[Exercise goal] Each line that contains the word "Android" counts once; give the total for the records below and nothing else.

[Data records for software interfaces]
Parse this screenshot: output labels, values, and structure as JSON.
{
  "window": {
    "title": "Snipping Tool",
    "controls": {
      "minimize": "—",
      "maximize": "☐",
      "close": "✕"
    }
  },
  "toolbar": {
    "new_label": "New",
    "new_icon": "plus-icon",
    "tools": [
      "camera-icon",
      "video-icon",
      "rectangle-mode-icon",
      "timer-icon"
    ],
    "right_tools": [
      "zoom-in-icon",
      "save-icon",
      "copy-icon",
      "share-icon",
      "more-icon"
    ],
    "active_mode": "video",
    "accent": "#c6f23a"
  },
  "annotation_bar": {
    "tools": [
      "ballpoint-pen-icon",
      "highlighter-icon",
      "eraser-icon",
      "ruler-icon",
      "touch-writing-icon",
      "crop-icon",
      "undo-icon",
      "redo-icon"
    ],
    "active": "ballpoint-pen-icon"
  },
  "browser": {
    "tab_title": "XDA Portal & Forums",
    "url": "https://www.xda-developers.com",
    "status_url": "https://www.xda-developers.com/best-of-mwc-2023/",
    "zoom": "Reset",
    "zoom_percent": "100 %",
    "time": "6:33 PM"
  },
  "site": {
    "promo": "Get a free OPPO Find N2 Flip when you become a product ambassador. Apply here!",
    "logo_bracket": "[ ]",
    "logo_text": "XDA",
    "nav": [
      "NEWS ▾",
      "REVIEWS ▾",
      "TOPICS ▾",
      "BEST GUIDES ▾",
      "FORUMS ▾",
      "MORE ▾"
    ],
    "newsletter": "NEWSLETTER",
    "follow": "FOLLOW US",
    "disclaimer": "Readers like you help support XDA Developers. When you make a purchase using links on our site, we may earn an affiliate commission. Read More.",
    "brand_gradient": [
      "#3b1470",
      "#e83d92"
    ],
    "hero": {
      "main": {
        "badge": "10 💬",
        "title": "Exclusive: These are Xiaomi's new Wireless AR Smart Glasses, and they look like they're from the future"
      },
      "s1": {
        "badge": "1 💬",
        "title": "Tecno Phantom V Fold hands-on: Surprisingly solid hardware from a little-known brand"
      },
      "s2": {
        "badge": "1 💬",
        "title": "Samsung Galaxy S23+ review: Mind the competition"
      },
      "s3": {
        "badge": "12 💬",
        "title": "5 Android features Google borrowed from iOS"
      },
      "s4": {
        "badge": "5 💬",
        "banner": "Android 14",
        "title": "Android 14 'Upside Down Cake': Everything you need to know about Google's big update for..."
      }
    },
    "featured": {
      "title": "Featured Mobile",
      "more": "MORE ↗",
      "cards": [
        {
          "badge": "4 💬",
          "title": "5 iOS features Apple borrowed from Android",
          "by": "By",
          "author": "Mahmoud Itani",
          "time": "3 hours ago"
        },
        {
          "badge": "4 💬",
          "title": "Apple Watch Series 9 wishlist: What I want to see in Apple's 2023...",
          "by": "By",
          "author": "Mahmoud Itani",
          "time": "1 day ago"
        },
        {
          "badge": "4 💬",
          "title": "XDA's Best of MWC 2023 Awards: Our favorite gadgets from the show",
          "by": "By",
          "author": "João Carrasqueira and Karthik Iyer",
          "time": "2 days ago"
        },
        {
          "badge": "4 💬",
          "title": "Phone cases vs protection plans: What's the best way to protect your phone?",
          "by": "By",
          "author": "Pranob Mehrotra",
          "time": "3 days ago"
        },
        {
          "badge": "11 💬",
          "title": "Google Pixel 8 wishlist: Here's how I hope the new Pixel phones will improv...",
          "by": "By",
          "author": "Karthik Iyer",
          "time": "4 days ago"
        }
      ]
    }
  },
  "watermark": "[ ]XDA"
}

[Written answer] 4